The legislative system is based on the election of a plethora of "political parties"; citizens elect political parties and not directly their MP's (Members of Parliament) with whom they have no contact; moreover, the MP's do not care of the opinion of their voters since they are elected on list basis. The election is proportional and on lists and it is enough to have 1.5% of the votes for a party to have a member in the Parliament. The parties select all kind of MP's according to internal arrangements of any nature that includes power struggles and personal interests unknown from the citizens. E.g. the last founding father of the country Shimon Peres had to leave his own party in which he was the victim of unfavorable steps to join the Party Kadima. The Prime Minister is the individual who may achieve "unstable arrangements" to bring together fundamentally different political parties with requirements are disproportionate to their size.
In order to build a genuine democracy it would be advisable to create geographical electoral districts in which the candidates would have to demonstrate their skills to be MP in front of their local voters. In case of election the MP would have to report regularly and on request to his local voters the detail of his action in Parliament. In addition the threshold of eligibility should be raised to 5% of the votes.
The creation and conception of local districts for elections should allow larger parties to obtain a majority without suffering the blackmail of small parties. As a result the system would underscore the most important opinions of the majority of the population avoiding giving small parties' oversized representations.
Among these small parties that corrupt democracy the religious parties have doctrines based on religious faith i.e. on intimate convictions which are only legitimate in worship places and certainly not on the political scene, or in the legislative and executive bodies and civil affairs. The rigidity of the religious parties is not suitable for a modern democracy.
3- The Political Class and Conclusion
After the disappearance of the founding fathers, the political class has been invaded notably by too many dubious characters, adventurers, suspects of possible corruptions some of whom were imprisoned or are even still in jail or had sought to evade justice in countries where they lived or on which police and judicial investigations are ongoing. The imperfections of the legislative and executive bodies are harmful to the population and in particular to their economic well-being. There is, however, young Israeli elite that would advantageously replace the current political class.
To be elected many are those who practice a demagogic and populist politics, overusing for their interest the security question which is of course a key question in Israel. This argument hits a population that feels threatened to the point that it loses sight of its legitimate desire to live better in order to escape an external threat while both: welfare and security, must be guaranteed "at the same time ".
The populist parties that dominate Israeli politics so use fear of insecurity to neglect their work in order to enable the majority of the population to live much above the poverty line as determined in "developed countries" and not as scandalously determined locally.
In order to achieve this target, it is necessary to reduce inequalities and this only comes from a political will "since the GDP created by the whole population is already at a sufficiently high level". Among the developed and modern democracies Israel is probably one of the most unequal countries.
The replacement of the political class is a key element of well-being.
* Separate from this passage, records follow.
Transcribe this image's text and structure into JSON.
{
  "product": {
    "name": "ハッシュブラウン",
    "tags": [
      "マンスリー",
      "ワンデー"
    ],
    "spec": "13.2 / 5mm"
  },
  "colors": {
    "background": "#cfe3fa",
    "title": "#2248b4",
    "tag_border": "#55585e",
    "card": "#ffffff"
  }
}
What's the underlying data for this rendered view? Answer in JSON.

The political class must be made up of people who are well versed in the public administration and endowed with a great moral rigor because they should be guarantors of the collective interest without taking care of their own interest. The feeling of belonging to a nation should prevail over the notion of party and individual. Regional elections could help this process of improvement by also allowing the necessary refreshing of the political class.
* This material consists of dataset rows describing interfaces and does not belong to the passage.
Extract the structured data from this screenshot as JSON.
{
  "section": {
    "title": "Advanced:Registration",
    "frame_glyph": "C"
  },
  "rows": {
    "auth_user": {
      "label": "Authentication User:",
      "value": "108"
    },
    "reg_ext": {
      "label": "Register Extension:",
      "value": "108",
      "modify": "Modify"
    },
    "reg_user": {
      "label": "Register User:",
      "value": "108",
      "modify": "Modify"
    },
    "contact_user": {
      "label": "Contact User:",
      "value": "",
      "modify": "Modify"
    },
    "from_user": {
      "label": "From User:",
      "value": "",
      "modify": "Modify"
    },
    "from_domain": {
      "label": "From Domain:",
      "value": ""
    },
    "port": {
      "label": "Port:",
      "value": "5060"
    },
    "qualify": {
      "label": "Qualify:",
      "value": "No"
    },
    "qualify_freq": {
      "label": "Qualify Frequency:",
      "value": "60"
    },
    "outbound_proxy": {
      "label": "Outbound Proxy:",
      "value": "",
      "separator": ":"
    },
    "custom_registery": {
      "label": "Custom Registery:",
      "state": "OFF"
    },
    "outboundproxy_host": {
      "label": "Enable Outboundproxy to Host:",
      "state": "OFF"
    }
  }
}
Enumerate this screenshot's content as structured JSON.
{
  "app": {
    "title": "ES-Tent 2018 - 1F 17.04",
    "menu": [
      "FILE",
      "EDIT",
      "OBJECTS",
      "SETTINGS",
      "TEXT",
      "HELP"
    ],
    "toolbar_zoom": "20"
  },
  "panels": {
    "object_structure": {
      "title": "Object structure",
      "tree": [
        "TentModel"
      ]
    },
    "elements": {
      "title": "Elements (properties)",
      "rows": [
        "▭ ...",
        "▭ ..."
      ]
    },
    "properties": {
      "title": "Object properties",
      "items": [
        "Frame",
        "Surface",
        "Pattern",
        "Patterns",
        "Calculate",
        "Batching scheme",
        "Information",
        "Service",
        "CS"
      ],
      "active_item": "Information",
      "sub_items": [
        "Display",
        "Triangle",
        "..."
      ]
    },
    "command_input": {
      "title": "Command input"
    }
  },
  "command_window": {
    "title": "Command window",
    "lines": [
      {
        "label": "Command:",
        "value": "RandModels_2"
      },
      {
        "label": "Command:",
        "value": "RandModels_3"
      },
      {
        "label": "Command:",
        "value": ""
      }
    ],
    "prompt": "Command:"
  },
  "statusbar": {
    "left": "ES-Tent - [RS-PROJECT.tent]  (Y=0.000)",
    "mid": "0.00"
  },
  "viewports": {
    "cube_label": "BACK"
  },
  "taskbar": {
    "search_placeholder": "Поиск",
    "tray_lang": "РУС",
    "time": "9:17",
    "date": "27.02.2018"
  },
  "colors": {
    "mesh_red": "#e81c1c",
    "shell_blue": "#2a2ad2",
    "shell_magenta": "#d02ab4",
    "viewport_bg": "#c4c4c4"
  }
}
In the global context of the rising Islamist anti-Semitism and in particular in France, it is urgent that Israel becomes a perfect Jewish homeland.